They had medical tourists from all over the world to learn to repair obstetric fistulas but they prioritised training doctors from deprived areas where the problem was prevalent. The massive case load was such that she even trained her nursing aids to first start completing operations and subsequently performing them with great dexterity and a high cure rate.

When her husband Reg died in 1993 Catherine ran the hospital continuing to operate well into her eighties but also employed expert surgeons to carry on the complex fistula surgery.

Catherine was a consummate fund raiser for her course. Her charming and gentle manner and excellent English made her an expert negotiator with government officials and funding bodies. She gained funds not only to run the hospital but to open a midwifery school for villagers in rural Ethiopia so they could return and join a program to prevent fistula. She described herself as a professional beggar, an accolade which many of us would be jealous to have even today if we could achieve some modest degree of success in such fundraising activities. In 2004, Catherine Hamlin appeared on the Opra Winfrey show to talk about her life’s work in Ethiopia. Opra had initially been reluctant to do the interview but was so captivated by Catherine that she devoted the whole show to her and wrote her a personal cheque of nearly half a million dollars, along with the spontaneous donations made by the studio staff and audience. Opra’s donation built a clinical investigation unit and library which bears her name today. Her village for recovered obstetric fistula patients was aptly named, Desta Menda - village of joy.
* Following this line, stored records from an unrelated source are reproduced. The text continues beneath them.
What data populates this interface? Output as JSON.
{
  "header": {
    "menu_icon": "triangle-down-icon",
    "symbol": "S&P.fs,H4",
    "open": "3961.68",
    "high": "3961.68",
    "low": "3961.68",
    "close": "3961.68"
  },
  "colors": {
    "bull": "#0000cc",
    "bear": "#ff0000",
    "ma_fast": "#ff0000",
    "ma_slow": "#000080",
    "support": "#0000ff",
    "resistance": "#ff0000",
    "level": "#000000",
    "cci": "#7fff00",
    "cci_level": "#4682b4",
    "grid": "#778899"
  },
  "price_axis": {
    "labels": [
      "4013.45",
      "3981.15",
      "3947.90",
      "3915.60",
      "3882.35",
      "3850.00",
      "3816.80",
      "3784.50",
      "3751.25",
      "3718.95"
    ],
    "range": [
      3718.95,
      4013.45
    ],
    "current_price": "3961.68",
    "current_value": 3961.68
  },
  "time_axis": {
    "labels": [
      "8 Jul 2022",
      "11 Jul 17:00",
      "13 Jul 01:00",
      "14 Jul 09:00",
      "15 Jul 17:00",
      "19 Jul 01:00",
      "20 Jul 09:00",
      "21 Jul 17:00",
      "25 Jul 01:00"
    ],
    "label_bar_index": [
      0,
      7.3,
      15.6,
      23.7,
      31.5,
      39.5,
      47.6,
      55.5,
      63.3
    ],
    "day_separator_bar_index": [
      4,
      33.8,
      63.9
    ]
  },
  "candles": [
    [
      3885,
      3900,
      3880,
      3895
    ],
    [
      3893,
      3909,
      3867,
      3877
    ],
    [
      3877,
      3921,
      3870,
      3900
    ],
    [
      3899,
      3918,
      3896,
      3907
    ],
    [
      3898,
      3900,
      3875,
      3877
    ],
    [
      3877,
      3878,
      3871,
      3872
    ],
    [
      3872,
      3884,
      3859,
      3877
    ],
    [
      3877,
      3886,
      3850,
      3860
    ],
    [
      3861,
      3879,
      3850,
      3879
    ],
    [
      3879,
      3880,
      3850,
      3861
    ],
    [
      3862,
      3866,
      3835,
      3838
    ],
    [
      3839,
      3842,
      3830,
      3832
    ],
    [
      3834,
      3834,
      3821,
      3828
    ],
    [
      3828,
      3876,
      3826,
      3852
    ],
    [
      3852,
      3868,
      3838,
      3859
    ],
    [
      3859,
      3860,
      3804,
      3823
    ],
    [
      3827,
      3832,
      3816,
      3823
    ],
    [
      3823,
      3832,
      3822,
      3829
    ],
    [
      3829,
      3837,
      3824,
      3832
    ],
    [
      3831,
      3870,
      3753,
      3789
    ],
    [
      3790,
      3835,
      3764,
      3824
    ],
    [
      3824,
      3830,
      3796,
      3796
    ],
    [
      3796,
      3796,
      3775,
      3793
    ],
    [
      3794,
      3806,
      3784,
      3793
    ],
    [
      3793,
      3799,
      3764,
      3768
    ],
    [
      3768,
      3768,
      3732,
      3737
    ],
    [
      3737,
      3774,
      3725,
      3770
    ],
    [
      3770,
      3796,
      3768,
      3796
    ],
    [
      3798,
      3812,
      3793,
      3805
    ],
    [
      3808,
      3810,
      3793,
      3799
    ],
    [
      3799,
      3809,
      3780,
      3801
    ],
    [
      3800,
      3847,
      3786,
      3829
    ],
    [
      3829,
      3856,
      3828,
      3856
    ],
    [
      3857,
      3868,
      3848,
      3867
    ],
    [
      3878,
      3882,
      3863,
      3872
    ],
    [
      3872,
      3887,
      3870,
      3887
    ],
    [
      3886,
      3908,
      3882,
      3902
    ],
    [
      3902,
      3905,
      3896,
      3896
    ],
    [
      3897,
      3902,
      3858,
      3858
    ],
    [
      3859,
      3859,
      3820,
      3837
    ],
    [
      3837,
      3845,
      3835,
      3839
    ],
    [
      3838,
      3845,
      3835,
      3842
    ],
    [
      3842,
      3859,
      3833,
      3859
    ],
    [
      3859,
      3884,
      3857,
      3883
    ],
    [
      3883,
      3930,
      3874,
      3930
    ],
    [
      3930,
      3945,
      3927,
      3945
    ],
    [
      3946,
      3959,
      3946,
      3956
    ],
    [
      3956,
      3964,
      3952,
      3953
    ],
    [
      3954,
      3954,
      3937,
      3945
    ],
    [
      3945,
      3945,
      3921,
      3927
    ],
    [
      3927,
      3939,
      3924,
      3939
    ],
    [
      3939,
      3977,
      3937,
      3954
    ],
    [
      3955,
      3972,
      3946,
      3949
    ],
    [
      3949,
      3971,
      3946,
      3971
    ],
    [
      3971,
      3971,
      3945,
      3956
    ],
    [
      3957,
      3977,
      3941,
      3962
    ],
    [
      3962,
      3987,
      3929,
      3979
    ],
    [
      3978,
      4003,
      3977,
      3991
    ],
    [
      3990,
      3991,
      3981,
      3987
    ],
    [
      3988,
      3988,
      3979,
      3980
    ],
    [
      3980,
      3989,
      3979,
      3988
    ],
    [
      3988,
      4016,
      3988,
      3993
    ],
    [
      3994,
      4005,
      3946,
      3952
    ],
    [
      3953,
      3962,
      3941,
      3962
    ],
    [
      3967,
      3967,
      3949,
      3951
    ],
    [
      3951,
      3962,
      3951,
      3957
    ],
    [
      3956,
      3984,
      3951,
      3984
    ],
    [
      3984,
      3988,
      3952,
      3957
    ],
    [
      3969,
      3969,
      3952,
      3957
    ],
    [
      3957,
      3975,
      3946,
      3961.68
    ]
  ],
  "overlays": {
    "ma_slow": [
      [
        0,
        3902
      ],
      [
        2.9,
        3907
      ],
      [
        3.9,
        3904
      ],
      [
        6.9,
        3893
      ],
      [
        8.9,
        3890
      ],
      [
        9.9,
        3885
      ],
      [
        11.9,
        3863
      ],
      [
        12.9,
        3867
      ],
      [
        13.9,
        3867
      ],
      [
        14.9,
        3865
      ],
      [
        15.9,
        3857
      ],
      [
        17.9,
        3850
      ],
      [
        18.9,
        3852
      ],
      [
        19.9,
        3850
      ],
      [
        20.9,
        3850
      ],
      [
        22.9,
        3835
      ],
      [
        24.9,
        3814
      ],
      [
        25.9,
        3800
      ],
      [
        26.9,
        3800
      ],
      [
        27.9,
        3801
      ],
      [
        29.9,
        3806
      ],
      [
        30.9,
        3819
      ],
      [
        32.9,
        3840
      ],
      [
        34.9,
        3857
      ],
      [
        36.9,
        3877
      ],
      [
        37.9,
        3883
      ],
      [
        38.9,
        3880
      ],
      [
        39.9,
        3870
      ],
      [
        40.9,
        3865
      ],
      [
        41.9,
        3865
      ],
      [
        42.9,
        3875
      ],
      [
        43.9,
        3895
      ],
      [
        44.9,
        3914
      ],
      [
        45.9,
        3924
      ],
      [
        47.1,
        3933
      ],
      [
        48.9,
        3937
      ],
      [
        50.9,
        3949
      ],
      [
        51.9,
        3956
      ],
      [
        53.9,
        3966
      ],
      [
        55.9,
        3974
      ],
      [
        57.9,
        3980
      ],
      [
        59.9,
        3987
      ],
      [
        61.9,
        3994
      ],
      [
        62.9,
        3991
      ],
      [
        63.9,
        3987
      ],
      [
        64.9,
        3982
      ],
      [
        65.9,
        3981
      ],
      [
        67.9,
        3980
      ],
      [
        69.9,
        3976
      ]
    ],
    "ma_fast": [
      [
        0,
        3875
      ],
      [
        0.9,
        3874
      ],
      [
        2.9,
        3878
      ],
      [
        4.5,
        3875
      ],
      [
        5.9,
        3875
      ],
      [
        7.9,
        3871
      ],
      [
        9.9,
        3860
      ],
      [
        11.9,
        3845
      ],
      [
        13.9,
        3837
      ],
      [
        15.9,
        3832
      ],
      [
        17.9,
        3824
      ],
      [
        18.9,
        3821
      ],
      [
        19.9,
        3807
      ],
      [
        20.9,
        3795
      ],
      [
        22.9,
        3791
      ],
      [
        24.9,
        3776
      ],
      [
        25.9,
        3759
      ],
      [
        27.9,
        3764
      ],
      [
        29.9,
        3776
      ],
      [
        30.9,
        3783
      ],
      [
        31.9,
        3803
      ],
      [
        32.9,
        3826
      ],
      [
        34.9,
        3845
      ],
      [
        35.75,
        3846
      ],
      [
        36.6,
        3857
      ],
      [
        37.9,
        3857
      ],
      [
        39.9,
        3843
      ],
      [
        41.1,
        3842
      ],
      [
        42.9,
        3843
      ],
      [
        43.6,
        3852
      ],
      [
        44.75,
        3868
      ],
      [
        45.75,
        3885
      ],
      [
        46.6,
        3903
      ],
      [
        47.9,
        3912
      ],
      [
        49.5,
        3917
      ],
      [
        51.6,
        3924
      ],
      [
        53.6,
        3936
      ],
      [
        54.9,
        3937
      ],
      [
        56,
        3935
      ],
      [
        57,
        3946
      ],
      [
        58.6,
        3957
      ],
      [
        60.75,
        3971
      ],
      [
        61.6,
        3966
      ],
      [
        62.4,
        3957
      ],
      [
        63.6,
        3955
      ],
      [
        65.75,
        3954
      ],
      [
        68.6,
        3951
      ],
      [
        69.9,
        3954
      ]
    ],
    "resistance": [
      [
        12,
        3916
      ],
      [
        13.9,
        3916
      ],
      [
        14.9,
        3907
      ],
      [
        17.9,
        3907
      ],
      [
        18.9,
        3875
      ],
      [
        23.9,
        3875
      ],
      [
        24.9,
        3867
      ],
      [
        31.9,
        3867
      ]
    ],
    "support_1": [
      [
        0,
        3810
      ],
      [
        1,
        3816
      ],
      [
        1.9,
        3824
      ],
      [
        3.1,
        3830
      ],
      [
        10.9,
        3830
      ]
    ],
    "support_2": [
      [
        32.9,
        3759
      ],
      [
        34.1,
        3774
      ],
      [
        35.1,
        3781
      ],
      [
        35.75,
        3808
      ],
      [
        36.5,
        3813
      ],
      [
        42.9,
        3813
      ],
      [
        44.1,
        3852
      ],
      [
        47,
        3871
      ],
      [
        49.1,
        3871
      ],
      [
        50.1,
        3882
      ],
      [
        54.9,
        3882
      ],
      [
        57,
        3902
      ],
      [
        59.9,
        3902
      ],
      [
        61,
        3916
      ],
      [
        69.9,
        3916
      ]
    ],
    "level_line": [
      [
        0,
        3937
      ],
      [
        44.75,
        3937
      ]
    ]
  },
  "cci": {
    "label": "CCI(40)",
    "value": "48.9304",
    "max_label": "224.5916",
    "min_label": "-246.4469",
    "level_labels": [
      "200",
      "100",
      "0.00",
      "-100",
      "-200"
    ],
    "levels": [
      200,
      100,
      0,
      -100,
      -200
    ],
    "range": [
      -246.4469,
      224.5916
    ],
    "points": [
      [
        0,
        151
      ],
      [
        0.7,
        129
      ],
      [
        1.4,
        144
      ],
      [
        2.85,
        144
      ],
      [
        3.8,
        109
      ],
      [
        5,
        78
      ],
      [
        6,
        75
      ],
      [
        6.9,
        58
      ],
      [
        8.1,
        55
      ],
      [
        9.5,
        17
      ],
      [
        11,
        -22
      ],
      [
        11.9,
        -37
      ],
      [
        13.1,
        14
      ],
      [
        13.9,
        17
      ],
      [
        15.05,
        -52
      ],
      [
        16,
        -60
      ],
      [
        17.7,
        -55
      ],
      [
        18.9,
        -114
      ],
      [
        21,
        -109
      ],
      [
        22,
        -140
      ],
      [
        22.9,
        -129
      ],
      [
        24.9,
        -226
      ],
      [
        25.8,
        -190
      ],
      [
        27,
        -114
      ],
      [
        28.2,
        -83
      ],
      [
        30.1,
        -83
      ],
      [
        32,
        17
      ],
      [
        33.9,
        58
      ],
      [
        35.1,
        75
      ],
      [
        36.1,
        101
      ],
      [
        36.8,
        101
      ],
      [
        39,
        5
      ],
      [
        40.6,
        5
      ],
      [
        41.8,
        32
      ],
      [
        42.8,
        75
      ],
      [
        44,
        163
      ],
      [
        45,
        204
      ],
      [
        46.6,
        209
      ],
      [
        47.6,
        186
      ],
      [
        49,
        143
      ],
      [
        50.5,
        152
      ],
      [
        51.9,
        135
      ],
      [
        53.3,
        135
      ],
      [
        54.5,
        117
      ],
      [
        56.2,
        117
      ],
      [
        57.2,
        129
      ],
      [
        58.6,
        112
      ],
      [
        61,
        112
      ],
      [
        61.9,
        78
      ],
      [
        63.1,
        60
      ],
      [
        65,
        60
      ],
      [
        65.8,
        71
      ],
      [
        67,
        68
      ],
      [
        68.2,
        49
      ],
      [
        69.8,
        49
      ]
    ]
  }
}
Catherine summed up her life’s work in a book ‘The Hospital by the River’ (2001) which she co-wrote with John Little who subsequently described her in his own book written in 2008 as a "marvel" and quoted The New York Times which wrote "Dr Hamlin is the new Mother Teresa of our age."

Indeed, Catherine remained a regular visitor to the wards of her hospital well into her 90s. Her dream that the fistula hospital would one day not be necessary and could be replaced by a maternity hospital is slowly becoming a reality and with that her legacy will be to have created a hospital to look after the women of Ethiopia.

In addition to Fellowship ad eundeum of the RCOG she received numerous awards and prizes in recognition of her services to Women’s Health.

  • She was introduced to the Queen and her husband Reg (deceased 1993) was awarded the OBE in the British Embassy in Addis by the Queen during her state visit there in 1965.
  • She was appointed a Member of the Order of Australia in 1983 for her services to gynaecology in developing countries, and in 1995 was promoted to the grade of Companion of the Order of Australia.
  • Dr Hamlin was nominated for the Nobel Peace Prize in 1999, and again in 2014. Had she won the prize, she would have undoubtedly ploughed such an award into her course of improving the lot of women affected by obstetric fistula.
  • In February 2015, Hamlin received a visit by fellow Australian, Crown Princess Mary of Denmark, at the hospital where she lived.

She had one son Richard and 4 grandchildren Sarah, Paul, Catherine and Stephanie. She died of old age on 18. March 2020 aged 96 years. We remember Dr Catherine Hamlin’s lifelong work for Africa’s under-privileged women today.

 

A further tribute from the College to Dr Catherine Hamlin (1924–2020)